[Page and application data records]
===============

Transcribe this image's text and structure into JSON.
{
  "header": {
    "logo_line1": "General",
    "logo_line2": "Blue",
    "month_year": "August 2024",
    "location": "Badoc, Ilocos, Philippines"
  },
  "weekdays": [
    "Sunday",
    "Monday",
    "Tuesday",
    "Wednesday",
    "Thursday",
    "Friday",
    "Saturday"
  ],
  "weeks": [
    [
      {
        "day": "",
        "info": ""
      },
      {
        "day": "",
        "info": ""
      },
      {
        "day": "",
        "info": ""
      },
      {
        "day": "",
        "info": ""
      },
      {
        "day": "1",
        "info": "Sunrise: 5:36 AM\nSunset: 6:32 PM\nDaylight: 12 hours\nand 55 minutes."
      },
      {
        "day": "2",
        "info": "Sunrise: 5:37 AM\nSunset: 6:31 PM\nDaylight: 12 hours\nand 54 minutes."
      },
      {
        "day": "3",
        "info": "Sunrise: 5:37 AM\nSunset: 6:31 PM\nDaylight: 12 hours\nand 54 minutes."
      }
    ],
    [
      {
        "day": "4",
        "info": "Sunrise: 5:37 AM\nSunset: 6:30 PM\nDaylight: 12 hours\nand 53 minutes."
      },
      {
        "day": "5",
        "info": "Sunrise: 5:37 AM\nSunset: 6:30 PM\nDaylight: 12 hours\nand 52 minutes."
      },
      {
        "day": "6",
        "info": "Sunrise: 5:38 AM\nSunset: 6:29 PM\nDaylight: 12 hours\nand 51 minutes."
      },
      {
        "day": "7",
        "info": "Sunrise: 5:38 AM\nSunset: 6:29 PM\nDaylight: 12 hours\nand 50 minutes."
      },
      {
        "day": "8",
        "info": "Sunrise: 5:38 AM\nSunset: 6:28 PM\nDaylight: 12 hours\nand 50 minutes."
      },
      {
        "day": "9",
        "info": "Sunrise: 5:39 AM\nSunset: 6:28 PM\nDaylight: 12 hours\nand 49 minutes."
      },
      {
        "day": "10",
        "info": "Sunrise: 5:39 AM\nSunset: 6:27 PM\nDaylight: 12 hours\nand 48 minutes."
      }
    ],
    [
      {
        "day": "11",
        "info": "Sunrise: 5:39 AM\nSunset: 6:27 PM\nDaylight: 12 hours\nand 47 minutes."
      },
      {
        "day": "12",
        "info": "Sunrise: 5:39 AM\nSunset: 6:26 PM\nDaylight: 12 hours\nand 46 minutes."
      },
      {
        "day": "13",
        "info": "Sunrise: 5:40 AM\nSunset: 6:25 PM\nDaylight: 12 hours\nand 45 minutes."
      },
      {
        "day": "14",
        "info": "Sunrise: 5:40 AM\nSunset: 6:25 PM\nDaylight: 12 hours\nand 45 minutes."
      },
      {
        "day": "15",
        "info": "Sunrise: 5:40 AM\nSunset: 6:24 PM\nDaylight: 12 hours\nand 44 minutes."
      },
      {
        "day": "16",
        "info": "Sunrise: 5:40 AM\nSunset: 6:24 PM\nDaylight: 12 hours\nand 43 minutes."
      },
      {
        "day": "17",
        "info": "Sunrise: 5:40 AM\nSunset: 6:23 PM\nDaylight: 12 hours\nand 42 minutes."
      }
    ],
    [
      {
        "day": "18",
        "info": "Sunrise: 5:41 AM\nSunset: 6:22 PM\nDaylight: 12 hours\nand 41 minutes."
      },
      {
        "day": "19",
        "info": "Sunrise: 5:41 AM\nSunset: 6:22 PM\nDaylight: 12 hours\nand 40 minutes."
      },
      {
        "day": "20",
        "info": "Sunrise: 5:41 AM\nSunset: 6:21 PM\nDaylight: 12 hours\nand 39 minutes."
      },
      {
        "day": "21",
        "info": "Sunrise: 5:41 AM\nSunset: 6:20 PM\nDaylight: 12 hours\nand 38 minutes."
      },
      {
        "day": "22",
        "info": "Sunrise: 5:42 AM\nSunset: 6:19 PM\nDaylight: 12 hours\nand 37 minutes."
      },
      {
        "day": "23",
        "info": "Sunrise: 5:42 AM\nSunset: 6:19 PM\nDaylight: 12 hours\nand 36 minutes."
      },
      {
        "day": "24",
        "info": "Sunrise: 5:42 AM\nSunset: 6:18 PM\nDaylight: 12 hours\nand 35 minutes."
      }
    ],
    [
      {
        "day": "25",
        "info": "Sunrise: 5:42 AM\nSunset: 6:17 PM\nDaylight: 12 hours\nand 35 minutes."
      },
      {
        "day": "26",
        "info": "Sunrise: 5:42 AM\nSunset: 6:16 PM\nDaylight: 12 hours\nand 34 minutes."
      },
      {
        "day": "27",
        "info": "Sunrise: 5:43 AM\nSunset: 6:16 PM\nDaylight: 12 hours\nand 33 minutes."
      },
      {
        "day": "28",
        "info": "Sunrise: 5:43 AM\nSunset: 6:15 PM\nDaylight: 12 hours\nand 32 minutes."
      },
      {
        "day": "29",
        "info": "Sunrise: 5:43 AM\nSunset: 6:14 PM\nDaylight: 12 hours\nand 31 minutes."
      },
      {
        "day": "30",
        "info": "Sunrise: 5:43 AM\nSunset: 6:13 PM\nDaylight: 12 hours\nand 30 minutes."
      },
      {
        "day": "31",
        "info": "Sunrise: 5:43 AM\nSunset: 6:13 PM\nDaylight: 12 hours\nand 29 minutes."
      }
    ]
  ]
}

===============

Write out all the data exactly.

__Reply__:
Transcribe this image's text and structure into JSON.
{
  "header": {
    "logo_line1": "General",
    "logo_line2": "Blue",
    "month_year": "August 2024",
    "location": "Badoc, Ilocos, Philippines"
  },
  "weekdays": [
    "Sunday",
    "Monday",
    "Tuesday",
    "Wednesday",
    "Thursday",
    "Friday",
    "Saturday"
  ],
  "weeks": [
    [
      {
        "day": "",
        "info": ""
      },
      {
        "day": "",
        "info": ""
      },
      {
        "day": "",
        "info": ""
      },
      {
        "day": "",
        "info": ""
      },
      {
        "day": "1",
        "info": "Sunrise: 5:36 AM\nSunset: 6:32 PM\nDaylight: 12 hours\nand 55 minutes."
      },
      {
        "day": "2",
        "info": "Sunrise: 5:37 AM\nSunset: 6:31 PM\nDaylight: 12 hours\nand 54 minutes."
      },
      {
        "day": "3",
        "info": "Sunrise: 5:37 AM\nSunset: 6:31 PM\nDaylight: 12 hours\nand 54 minutes."
      }
    ],
    [
      {
        "day": "4",
        "info": "Sunrise: 5:37 AM\nSunset: 6:30 PM\nDaylight: 12 hours\nand 53 minutes."
      },
      {
        "day": "5",
        "info": "Sunrise: 5:37 AM\nSunset: 6:30 PM\nDaylight: 12 hours\nand 52 minutes."
      },
      {
        "day": "6",
        "info": "Sunrise: 5:38 AM\nSunset: 6:29 PM\nDaylight: 12 hours\nand 51 minutes."
      },
      {
        "day": "7",
        "info": "Sunrise: 5:38 AM\nSunset: 6:29 PM\nDaylight: 12 hours\nand 50 minutes."
      },
      {
        "day": "8",
        "info": "Sunrise: 5:38 AM\nSunset: 6:28 PM\nDaylight: 12 hours\nand 50 minutes."
      },
      {
        "day": "9",
        "info": "Sunrise: 5:39 AM\nSunset: 6:28 PM\nDaylight: 12 hours\nand 49 minutes."
      },
      {
        "day": "10",
        "info": "Sunrise: 5:39 AM\nSunset: 6:27 PM\nDaylight: 12 hours\nand 48 minutes."
      }
    ],
    [
      {
        "day": "11",
        "info": "Sunrise: 5:39 AM\nSunset: 6:27 PM\nDaylight: 12 hours\nand 47 minutes."
      },
      {
        "day": "12",
        "info": "Sunrise: 5:39 AM\nSunset: 6:26 PM\nDaylight: 12 hours\nand 46 minutes."
      },
      {
        "day": "13",
        "info": "Sunrise: 5:40 AM\nSunset: 6:25 PM\nDaylight: 12 hours\nand 45 minutes."
      },
      {
        "day": "14",
        "info": "Sunrise: 5:40 AM\nSunset: 6:25 PM\nDaylight: 12 hours\nand 45 minutes."
      },
      {
        "day": "15",
        "info": "Sunrise: 5:40 AM\nSunset: 6:24 PM\nDaylight: 12 hours\nand 44 minutes."
      },
      {
        "day": "16",
        "info": "Sunrise: 5:40 AM\nSunset: 6:24 PM\nDaylight: 12 hours\nand 43 minutes."
      },
      {
        "day": "17",
        "info": "Sunrise: 5:40 AM\nSunset: 6:23 PM\nDaylight: 12 hours\nand 42 minutes."
      }
    ],
    [
      {
        "day": "18",
        "info": "Sunrise: 5:41 AM\nSunset: 6:22 PM\nDaylight: 12 hours\nand 41 minutes."
      },
      {
        "day": "19",
        "info": "Sunrise: 5:41 AM\nSunset: 6:22 PM\nDaylight: 12 hours\nand 40 minutes."
      },
      {
        "day": "20",
        "info": "Sunrise: 5:41 AM\nSunset: 6:21 PM\nDaylight: 12 hours\nand 39 minutes."
      },
      {
        "day": "21",
        "info": "Sunrise: 5:41 AM\nSunset: 6:20 PM\nDaylight: 12 hours\nand 38 minutes."
      },
      {
        "day": "22",
        "info": "Sunrise: 5:42 AM\nSunset: 6:19 PM\nDaylight: 12 hours\nand 37 minutes."
      },
      {
        "day": "23",
        "info": "Sunrise: 5:42 AM\nSunset: 6:19 PM\nDaylight: 12 hours\nand 36 minutes."
      },
      {
        "day": "24",
        "info": "Sunrise: 5:42 AM\nSunset: 6:18 PM\nDaylight: 12 hours\nand 35 minutes."
      }
    ],
    [
      {
        "day": "25",
        "info": "Sunrise: 5:42 AM\nSunset: 6:17 PM\nDaylight: 12 hours\nand 35 minutes."
      },
      {
        "day": "26",
        "info": "Sunrise: 5:42 AM\nSunset: 6:16 PM\nDaylight: 12 hours\nand 34 minutes."
      },
      {
        "day": "27",
        "info": "Sunrise: 5:43 AM\nSunset: 6:16 PM\nDaylight: 12 hours\nand 33 minutes."
      },
      {
        "day": "28",
        "info": "Sunrise: 5:43 AM\nSunset: 6:15 PM\nDaylight: 12 hours\nand 32 minutes."
      },
      {
        "day": "29",
        "info": "Sunrise: 5:43 AM\nSunset: 6:14 PM\nDaylight: 12 hours\nand 31 minutes."
      },
      {
        "day": "30",
        "info": "Sunrise: 5:43 AM\nSunset: 6:13 PM\nDaylight: 12 hours\nand 30 minutes."
      },
      {
        "day": "31",
        "info": "Sunrise: 5:43 AM\nSunset: 6:13 PM\nDaylight: 12 hours\nand 29 minutes."
      }
    ]
  ]
}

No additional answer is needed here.